# WORK INSTRUCTIONS
Please set down the data word for word; images do not go in the copy.
═════ DATA RECORDS ═════
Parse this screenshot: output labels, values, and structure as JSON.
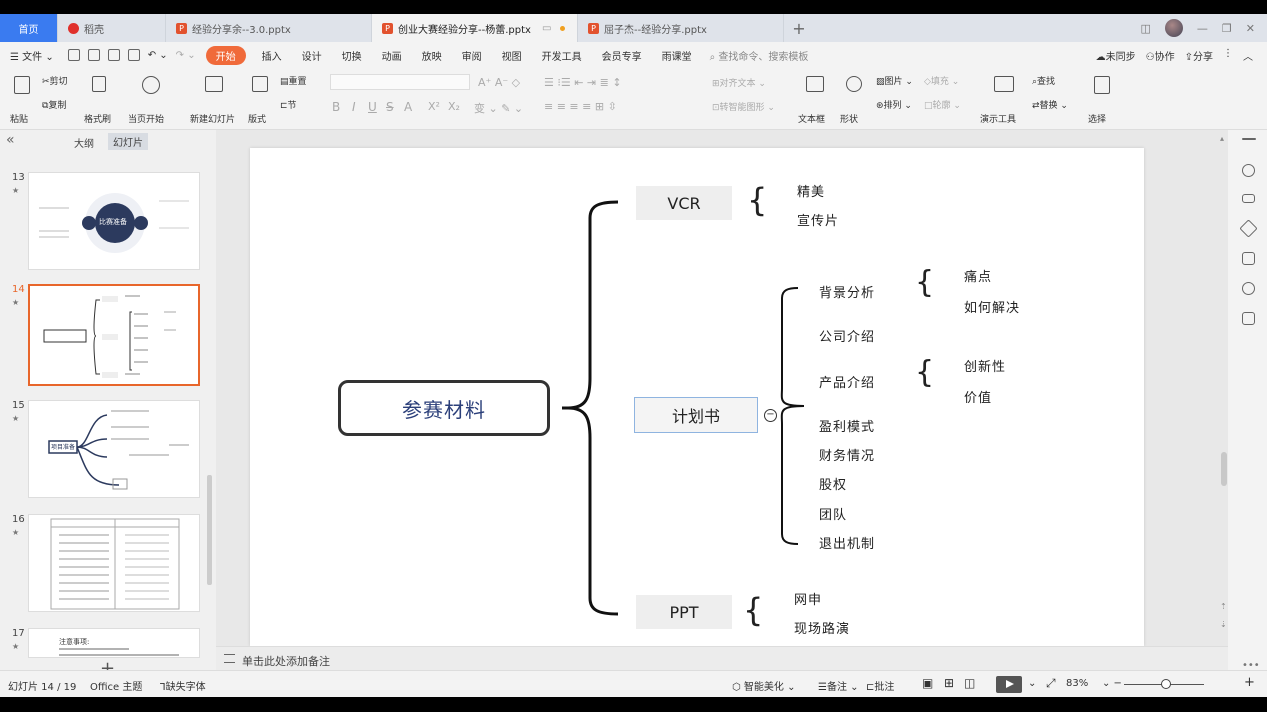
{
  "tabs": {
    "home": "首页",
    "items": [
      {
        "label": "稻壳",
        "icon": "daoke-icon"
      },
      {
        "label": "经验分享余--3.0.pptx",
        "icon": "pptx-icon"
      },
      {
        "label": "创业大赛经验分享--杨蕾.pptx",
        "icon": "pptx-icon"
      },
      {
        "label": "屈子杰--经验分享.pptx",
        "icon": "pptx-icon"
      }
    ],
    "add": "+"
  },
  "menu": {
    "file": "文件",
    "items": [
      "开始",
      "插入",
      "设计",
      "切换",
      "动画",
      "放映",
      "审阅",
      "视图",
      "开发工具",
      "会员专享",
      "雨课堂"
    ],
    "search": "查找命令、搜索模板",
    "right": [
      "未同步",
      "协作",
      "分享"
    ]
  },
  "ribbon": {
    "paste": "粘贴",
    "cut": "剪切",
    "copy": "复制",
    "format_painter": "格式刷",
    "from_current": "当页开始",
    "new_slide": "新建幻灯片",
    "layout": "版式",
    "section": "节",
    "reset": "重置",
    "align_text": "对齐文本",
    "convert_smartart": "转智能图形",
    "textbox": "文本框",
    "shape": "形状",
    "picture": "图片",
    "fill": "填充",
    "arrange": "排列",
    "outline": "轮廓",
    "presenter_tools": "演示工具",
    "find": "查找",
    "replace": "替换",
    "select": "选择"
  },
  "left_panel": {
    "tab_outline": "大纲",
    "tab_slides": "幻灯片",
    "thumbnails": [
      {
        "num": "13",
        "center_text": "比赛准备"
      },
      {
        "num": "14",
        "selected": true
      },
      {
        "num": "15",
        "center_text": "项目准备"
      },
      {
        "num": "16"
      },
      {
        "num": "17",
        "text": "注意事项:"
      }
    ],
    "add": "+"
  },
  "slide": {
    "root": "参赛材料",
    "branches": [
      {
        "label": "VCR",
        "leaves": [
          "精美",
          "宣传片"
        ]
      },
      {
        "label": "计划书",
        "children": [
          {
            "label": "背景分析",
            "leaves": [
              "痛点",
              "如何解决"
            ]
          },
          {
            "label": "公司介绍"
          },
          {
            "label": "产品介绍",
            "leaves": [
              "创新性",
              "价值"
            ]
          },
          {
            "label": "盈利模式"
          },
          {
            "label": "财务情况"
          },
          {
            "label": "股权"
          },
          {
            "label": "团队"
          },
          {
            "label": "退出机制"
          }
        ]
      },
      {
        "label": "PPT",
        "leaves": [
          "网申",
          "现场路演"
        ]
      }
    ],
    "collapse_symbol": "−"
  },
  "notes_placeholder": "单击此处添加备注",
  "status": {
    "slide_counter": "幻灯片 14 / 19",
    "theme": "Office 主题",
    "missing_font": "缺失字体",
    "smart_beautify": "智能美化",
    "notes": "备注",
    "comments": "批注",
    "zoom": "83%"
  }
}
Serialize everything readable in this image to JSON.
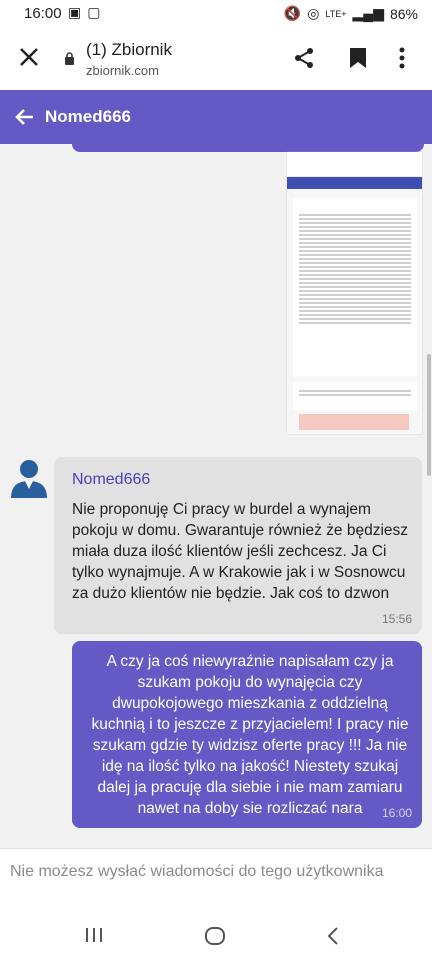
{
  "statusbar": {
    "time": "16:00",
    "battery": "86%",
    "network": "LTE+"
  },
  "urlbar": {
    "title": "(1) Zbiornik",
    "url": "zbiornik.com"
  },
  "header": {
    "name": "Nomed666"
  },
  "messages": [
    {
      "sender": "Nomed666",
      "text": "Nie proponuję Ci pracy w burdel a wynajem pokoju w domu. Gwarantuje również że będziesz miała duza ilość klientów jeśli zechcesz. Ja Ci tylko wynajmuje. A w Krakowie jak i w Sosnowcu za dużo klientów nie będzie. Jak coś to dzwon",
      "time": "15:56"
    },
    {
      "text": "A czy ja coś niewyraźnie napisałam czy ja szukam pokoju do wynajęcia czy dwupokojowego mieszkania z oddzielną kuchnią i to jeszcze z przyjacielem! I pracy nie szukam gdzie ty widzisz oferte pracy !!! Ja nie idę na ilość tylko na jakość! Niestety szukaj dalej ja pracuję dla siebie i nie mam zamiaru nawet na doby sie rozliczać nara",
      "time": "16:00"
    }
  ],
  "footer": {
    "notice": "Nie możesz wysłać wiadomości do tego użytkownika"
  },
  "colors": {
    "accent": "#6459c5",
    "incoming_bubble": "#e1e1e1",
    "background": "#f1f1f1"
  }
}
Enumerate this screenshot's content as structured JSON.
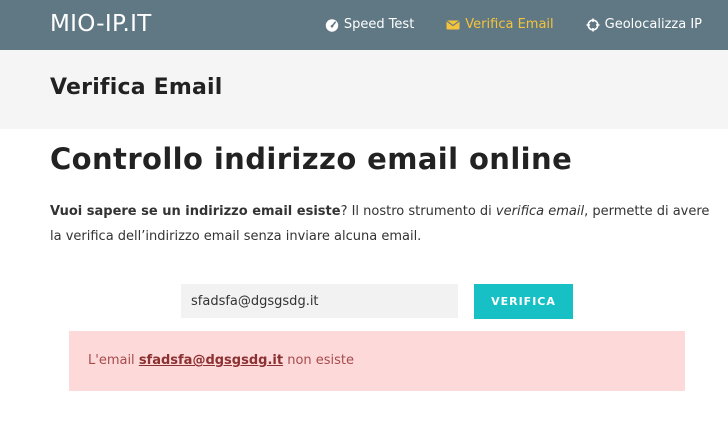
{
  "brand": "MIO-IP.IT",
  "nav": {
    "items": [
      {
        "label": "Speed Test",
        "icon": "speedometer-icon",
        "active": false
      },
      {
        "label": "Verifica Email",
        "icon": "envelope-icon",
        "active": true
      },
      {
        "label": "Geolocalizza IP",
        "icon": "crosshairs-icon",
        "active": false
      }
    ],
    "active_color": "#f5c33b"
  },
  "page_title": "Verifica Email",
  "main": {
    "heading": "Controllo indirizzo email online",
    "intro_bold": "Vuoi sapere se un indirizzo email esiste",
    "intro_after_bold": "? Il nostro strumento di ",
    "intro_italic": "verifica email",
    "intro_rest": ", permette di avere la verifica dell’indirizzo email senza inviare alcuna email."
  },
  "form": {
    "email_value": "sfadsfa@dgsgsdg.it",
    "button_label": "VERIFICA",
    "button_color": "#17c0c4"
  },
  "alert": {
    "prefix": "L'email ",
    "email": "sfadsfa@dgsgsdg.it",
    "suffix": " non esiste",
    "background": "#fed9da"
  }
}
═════
# RESULT FOR THIS TASK
Parse this screenshot: output labels, values, and structure as JSON.
{
  "tabs": {
    "home": "首页",
    "items": [
      {
        "label": "稻壳",
        "icon": "daoke-icon"
      },
      {
        "label": "经验分享余--3.0.pptx",
        "icon": "pptx-icon"
      },
      {
        "label": "创业大赛经验分享--杨蕾.pptx",
        "icon": "pptx-icon"
      },
      {
        "label": "屈子杰--经验分享.pptx",
        "icon": "pptx-icon"
      }
    ],
    "add": "+"
  },
  "menu": {
    "file": "文件",
    "items": [
      "开始",
      "插入",
      "设计",
      "切换",
      "动画",
      "放映",
      "审阅",
      "视图",
      "开发工具",
      "会员专享",
      "雨课堂"
    ],
    "search": "查找命令、搜索模板",
    "right": [
      "未同步",
      "协作",
      "分享"
    ]
  },
  "ribbon": {
    "paste": "粘贴",
    "cut": "剪切",
    "copy": "复制",
    "format_painter": "格式刷",
    "from_current": "当页开始",
    "new_slide": "新建幻灯片",
    "layout": "版式",
    "section": "节",
    "reset": "重置",
    "align_text": "对齐文本",
    "convert_smartart": "转智能图形",
    "textbox": "文本框",
    "shape": "形状",
    "picture": "图片",
    "fill": "填充",
    "arrange": "排列",
    "outline": "轮廓",
    "presenter_tools": "演示工具",
    "find": "查找",
    "replace": "替换",
    "select": "选择"
  },
  "left_panel": {
    "tab_outline": "大纲",
    "tab_slides": "幻灯片",
    "thumbnails": [
      {
        "num": "13",
        "center_text": "比赛准备"
      },
      {
        "num": "14",
        "selected": true
      },
      {
        "num": "15",
        "center_text": "项目准备"
      },
      {
        "num": "16"
      },
      {
        "num": "17",
        "text": "注意事项:"
      }
    ],
    "add": "+"
  },
  "slide": {
    "root": "参赛材料",
    "branches": [
      {
        "label": "VCR",
        "leaves": [
          "精美",
          "宣传片"
        ]
      },
      {
        "label": "计划书",
        "children": [
          {
            "label": "背景分析",
            "leaves": [
              "痛点",
              "如何解决"
            ]
          },
          {
            "label": "公司介绍"
          },
          {
            "label": "产品介绍",
            "leaves": [
              "创新性",
              "价值"
            ]
          },
          {
            "label": "盈利模式"
          },
          {
            "label": "财务情况"
          },
          {
            "label": "股权"
          },
          {
            "label": "团队"
          },
          {
            "label": "退出机制"
          }
        ]
      },
      {
        "label": "PPT",
        "leaves": [
          "网申",
          "现场路演"
        ]
      }
    ],
    "collapse_symbol": "−"
  },
  "notes_placeholder": "单击此处添加备注",
  "status": {
    "slide_counter": "幻灯片 14 / 19",
    "theme": "Office 主题",
    "missing_font": "缺失字体",
    "smart_beautify": "智能美化",
    "notes": "备注",
    "comments": "批注",
    "zoom": "83%"
  }
}
Serialize everything readable in this image to JSON.
{
  "statusbar": {
    "time": "16:00",
    "battery": "86%",
    "network": "LTE+"
  },
  "urlbar": {
    "title": "(1) Zbiornik",
    "url": "zbiornik.com"
  },
  "header": {
    "name": "Nomed666"
  },
  "messages": [
    {
      "sender": "Nomed666",
      "text": "Nie proponuję Ci pracy w burdel a wynajem pokoju w domu. Gwarantuje również że będziesz miała duza ilość klientów jeśli zechcesz. Ja Ci tylko wynajmuje. A w Krakowie jak i w Sosnowcu za dużo klientów nie będzie. Jak coś to dzwon",
      "time": "15:56"
    },
    {
      "text": "A czy ja coś niewyraźnie napisałam czy ja szukam pokoju do wynajęcia czy dwupokojowego mieszkania z oddzielną kuchnią i to jeszcze z przyjacielem! I pracy nie szukam gdzie ty widzisz oferte pracy !!! Ja nie idę na ilość tylko na jakość! Niestety szukaj dalej ja pracuję dla siebie i nie mam zamiaru nawet na doby sie rozliczać nara",
      "time": "16:00"
    }
  ],
  "footer": {
    "notice": "Nie możesz wysłać wiadomości do tego użytkownika"
  },
  "colors": {
    "accent": "#6459c5",
    "incoming_bubble": "#e1e1e1",
    "background": "#f1f1f1"
  }
}
Enumerate this screenshot's content as structured JSON.
{
  "brand": "MIO-IP.IT",
  "nav": {
    "items": [
      {
        "label": "Speed Test",
        "icon": "speedometer-icon",
        "active": false
      },
      {
        "label": "Verifica Email",
        "icon": "envelope-icon",
        "active": true
      },
      {
        "label": "Geolocalizza IP",
        "icon": "crosshairs-icon",
        "active": false
      }
    ],
    "active_color": "#f5c33b"
  },
  "page_title": "Verifica Email",
  "main": {
    "heading": "Controllo indirizzo email online",
    "intro_bold": "Vuoi sapere se un indirizzo email esiste",
    "intro_after_bold": "? Il nostro strumento di ",
    "intro_italic": "verifica email",
    "intro_rest": ", permette di avere la verifica dell’indirizzo email senza inviare alcuna email."
  },
  "form": {
    "email_value": "sfadsfa@dgsgsdg.it",
    "button_label": "VERIFICA",
    "button_color": "#17c0c4"
  },
  "alert": {
    "prefix": "L'email ",
    "email": "sfadsfa@dgsgsdg.it",
    "suffix": " non esiste",
    "background": "#fed9da"
  }
}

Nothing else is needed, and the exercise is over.